Big Ben Brings A Bouquet of Bounty to the Doorstep
By Dr. Duru written for One-Twenty
March 22, 2007
Ah, bears. It is still not yet your time. "Big Ben" Bernanke and the rest of the Fed "neglect" to remind the markets that they are more worried about inflation than a slowdown in growth. The market interpreted this latest deliverance as a signal that those long-awaited rate cuts are finally imminent and that was all we needed for lift-off. The day's moves were truly impressive (TraderMike gives the standard thorough breakdown of the action including likely resistance levels.) While I suggested earlier that the market's recent sell-off was marking a top, I noted in the last missive that another pop in the VIX could presage higher stock prices if past patterns during the past several years held up. As luck would have it, the market sold off that very day, and the VIX popped for two days only to usher in higher prices (on the S&P 500) for 5 of the last 6 days. Classic stuff my folks, and the bears have been squeezed again.
Wednesday's ebullience posts a nice counter-balance to the negativity that has been weighing the market down. If the well-worn sub-prime story was giving market players excuses to sell, the Fed gave a hint and a wink that the buyers can exercise excuses not to despair: the Fed will not allow the sub-prime mess to spread. Or at least they will try their best to be savior by subtly feeding those persistent rate cut hopes. A bouquet of bountiful get-well wishes are waiting at the doorstep. That mortgage remains buffered with low interest rates. The homebuilder ETF has popped above the 200-day moving average yet again and sub-prime and Alt-A mortgage companies soared again from the depths of despair. (By the way, did you happen to catch Hovnanian's CEO state on "Fast Money" on CNBC that the housing industry is in recession?!) Speculation and leveraged buy-outs still have the all-clear. I will repeat that I simply cannot understand the premise for a rate cut when the economy is doing fine overall, unemlpoyment is low, inflation rates are at or slightly above the Fed's comfort levels, and now savings rates are negative. But if we do further accelerate the currency printing presses, I love commodity-related stocks all the more. I am also realizing that the financials are another good play - I guess if there is more money sloshing around, the banks and brokers have more work to do trying to extract as much of this currency for themselves. Morgan Stanley (MS) reported earnings and was launched out of its W-double-bottom. The likes of Goldman Sachs are looking good again, and the rest of its borkerage bretheren may not be too far behind (check out the bounces in BSC, MER, and LEH for great examples). (See disclaimer here.)
In past missives I have reacted coldly to reactionary market rallies post-Fed. This time would be no different except it follows a period of such pervasive negativity. I have to respect this move even as I remain skeptical that the market can reconquer the recent 52-week highs.
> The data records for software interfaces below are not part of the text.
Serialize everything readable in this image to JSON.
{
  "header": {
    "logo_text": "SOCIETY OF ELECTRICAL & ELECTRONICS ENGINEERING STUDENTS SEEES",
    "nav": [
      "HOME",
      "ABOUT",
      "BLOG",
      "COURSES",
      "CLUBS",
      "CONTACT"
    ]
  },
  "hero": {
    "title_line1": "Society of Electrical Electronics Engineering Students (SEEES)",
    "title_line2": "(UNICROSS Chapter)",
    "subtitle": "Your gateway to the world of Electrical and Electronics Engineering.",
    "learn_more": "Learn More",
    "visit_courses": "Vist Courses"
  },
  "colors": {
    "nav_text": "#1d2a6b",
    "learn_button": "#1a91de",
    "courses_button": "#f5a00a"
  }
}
Let's not forget that the Chinese stock market has now recovered the losses of the vicious sell-off that was often blamed for greasing the skids on our own market. If past history is a guide, we will return most if not all of Wednesday's post-Fed gains within a week or so, but we are approaching the end of the quarter. The typical urge to buy may be more intense than usual. This could nullify the post-Fed fade action as folks who got out earlier this month rush to get back in...or risk getting left behind.
Be careful out there!